There were great expectations as Saudi King Abdulllah made a stopover in Egypt. And while he was only briefly in Cairo, his visit was highly important for Egypt - but few are sure how.
His last official visit to a foreign country was more than four years ago - and that has led to plenty of speculation.
Egyptians expected Saudi Arabia's King Abdullah to take up serious subjects with the newly elected Egyptian president, Abdel Fattah el-Sissi: Egypt's economic recovery, mutual anti-terror operations and a pan-Arabic alliance to combat the West and Israel.
Some Egyptian commentators went further, welcoming that Egypt might "finally return to the cradle of its mother nation" - or suggesting with more restraint that it represented rapprochement between the countries of the Gulf and the Nile.
Even if that conjecture was a bit overblown - the Saudi stopped for an in-plane photo-op on Cairo's tarmac on his way back home from vacation in Morocco - the talk remains significant.

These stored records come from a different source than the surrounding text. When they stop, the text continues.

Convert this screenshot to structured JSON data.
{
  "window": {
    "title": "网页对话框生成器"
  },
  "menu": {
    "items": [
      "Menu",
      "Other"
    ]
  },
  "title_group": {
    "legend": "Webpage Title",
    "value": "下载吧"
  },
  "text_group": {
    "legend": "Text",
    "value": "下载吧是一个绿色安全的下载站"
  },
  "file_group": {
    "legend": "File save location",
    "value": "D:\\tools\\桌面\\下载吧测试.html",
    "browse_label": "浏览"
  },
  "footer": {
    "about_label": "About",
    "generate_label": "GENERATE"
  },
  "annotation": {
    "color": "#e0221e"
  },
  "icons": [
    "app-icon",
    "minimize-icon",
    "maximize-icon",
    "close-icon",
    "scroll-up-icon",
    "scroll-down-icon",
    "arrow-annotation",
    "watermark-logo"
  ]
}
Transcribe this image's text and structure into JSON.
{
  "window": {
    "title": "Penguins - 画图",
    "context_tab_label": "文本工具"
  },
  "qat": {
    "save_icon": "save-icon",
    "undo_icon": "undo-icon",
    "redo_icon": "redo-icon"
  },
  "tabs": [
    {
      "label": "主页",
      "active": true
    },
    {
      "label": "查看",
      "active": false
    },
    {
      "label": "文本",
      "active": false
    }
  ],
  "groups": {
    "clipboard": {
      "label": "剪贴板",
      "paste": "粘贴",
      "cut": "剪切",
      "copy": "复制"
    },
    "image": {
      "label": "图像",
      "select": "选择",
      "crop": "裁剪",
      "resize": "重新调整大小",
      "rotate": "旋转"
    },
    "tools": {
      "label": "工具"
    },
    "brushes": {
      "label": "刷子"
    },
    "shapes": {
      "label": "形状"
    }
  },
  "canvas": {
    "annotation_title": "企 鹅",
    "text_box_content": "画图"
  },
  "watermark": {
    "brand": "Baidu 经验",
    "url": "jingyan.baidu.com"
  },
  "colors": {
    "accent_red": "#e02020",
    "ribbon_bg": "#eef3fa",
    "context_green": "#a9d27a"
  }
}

It was the first real meeting for Egypt's new president with a foreign head of state; el-Sissi had originally expected to travel to Saudi Arabia himself. Egypt's economy, without financial assistance from the Gulf states - specifically Saudia Arabia - would have been driven to ruin. Since the revolution in 2011, the country has been dependent on international aid. The EU, US and Qatar have all sent funds to Cairo.
Egyptians place great hope in el-Sissi
Previously, it was the emirate of Qatar that played an active role. When the Muslim Brotherhood came to power under former Egyptian President Mohammed Morsi, the emirate's financial contributions were used by Morsi as a shield against his critics. Because it was clear to everyone at that time that subsidies from abroad were needed urgently. Only Morsi was able to loosen the Qatari's purse strings.
The Saudis were more reserved at the time due to differences between their own Wahhabism and the Brotherhood.
The EU and US promised aid once the Muslim Brotherhood fell from power - funds that, to this day, have yet to arrive.
Falling out of favor
Here, the small desert state on the Gulf is unrelenting in its pursuit of its interests in Egypt. These are directed against its big neighbor Saudi Arabia. The entire Qatari foreign policy, with its only 200,000 indigenous Qatari citizens, is driven by the fear of one day becoming swallowed by the Saudis.
But after the Muslim Brothers fell from grace on June 30, 2013 in Egypt and later in Saudi Arabia, and classified as a terrorist organization in both countries, the tide has turned.
The Qataris are considered enemies of the state because of their support for the Muslim Brotherhood. The Cairo offices of the Qatari channel Al-Jazeera were closed and its reporters arrested. Again and again in the streets of Cairo there are pictures of the Emir of Qatar, Tamim bin Hamad Al Thani spray-painted with the Star of David. The message: The Qataris have betrayed the Arab brothers and have taken up with the Israelis. Their common enemy: Egypt, the largest Arab country.
Qatar is eyed with suspicion in Egypt
Europe and the US would rather wait and see what happens next. That means the Egyptians can only turn to the Gulf states. So el-Sissi is playing the same game as his predecessor Morsi. Only he can make billions from the Gulf states flow - and his critics know it. This is why his visit appears all the more significant. It is a gesture, an acknowledgment that the Gulf States, Saudi Arabia, the United Arab Emirates, Kuwait and Bahrain are on the side of Egypt, and that they support el-Sissi's policies.
How el-Sissi will deal with his critics is still unclear. He repeatedly stressed that rebuilding the economy and restoring security are top priorities - even at the expense of human rights. The mass death sentences in Minya, the repressive law on demonstrations that is still in effect and the harsh sentences against secular political activists are a foretaste of his rule.
Above all, the activists who were instrumental in the 2011 revolution see in these policies a return to the police state under Hosni Mubarak, the ousted president, against whom they had taken to the streets. The Muslim Brotherhood, however, is continuing to lose support among the population, and has suffered severe setbacks over the last twelve months, even abroad.
Children of the revolution skeptical
The secular-minded young people who took part in the revolution cast a skeptical gaze on the advances towards the conservative Gulf states. In social networks they warn that Egypt could become a vassal of Saudi Arabia, which actively tried to prevent the Arab Spring, pointing out that former Tunisian dictator Zine El Abidine Ben Ali took refuge with the Saudi royal family.
Before Abdullah's visit to Cairo, they even speculated that the Saudi king was only coming to visit his old friend Mubarak in the hospital, after he broke a thigh bone earlier in the week.
El-Sissi still enjoys strong support among the population, who place tremendous hopes in him. This popularity is an opportunity for him to lead the country out of crisis. But this must not come at the expense of other political forces, whether revolution youth or Muslim brothers, who are currently forced into silence. For they will not be silent forever.